> **Prompt**: From the records below, take each line where the string "calibration" shows up and copy it.

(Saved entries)
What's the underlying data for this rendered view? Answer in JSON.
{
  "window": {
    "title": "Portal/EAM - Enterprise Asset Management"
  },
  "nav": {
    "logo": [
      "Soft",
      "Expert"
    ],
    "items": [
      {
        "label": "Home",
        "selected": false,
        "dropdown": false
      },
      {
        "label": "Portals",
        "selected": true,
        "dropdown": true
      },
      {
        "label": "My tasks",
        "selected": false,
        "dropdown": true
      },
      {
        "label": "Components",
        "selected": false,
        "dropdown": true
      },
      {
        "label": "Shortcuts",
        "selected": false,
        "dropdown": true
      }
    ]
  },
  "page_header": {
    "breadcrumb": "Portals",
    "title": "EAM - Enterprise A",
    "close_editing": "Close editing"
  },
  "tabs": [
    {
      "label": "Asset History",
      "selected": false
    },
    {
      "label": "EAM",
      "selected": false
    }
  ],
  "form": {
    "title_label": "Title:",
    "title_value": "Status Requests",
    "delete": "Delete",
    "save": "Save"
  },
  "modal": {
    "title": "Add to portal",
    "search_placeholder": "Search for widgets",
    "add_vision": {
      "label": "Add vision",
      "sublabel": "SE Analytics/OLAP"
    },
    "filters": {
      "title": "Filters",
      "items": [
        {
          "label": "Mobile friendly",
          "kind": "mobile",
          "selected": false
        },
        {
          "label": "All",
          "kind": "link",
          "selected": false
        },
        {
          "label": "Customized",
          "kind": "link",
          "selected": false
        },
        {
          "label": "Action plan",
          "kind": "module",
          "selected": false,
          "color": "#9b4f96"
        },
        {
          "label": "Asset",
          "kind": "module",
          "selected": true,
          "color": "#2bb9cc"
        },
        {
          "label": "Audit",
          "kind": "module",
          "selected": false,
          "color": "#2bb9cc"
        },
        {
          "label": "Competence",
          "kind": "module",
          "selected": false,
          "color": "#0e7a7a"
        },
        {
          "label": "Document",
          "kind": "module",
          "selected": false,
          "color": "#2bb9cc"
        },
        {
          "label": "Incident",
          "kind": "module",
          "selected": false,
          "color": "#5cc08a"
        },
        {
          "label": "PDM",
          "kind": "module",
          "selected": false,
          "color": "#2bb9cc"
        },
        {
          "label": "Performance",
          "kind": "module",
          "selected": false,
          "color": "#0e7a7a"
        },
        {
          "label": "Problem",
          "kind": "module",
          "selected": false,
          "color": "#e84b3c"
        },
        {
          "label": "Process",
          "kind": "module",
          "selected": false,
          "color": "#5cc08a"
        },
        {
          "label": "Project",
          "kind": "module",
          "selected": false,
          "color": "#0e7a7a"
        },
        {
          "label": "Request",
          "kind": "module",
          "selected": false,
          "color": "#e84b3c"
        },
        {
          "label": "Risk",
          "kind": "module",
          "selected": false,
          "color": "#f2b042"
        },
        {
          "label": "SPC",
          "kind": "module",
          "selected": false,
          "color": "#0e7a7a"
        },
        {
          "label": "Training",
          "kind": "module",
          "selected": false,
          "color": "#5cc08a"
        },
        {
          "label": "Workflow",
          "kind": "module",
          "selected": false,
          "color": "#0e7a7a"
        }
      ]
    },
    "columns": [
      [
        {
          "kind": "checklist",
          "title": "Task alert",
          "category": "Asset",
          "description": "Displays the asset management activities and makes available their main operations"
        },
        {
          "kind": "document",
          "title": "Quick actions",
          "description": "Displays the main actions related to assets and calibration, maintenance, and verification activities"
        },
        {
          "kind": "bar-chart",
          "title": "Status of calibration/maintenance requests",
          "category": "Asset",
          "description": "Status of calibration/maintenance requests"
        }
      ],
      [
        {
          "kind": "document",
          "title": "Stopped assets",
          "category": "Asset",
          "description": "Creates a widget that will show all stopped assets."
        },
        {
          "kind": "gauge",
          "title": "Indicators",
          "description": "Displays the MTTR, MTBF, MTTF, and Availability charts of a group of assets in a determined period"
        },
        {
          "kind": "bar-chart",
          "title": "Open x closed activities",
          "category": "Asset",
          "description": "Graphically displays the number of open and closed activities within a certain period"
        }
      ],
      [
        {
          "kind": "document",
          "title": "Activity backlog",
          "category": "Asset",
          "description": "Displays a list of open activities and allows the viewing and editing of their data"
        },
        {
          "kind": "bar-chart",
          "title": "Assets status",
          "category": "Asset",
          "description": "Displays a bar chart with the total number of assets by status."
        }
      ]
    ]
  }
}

> **Task result**:
          "description": "Displays the main actions related to assets and calibration, maintenance, and verification activities"
          "title": "Status of calibration/maintenance requests",
          "description": "Status of calibration/maintenance requests"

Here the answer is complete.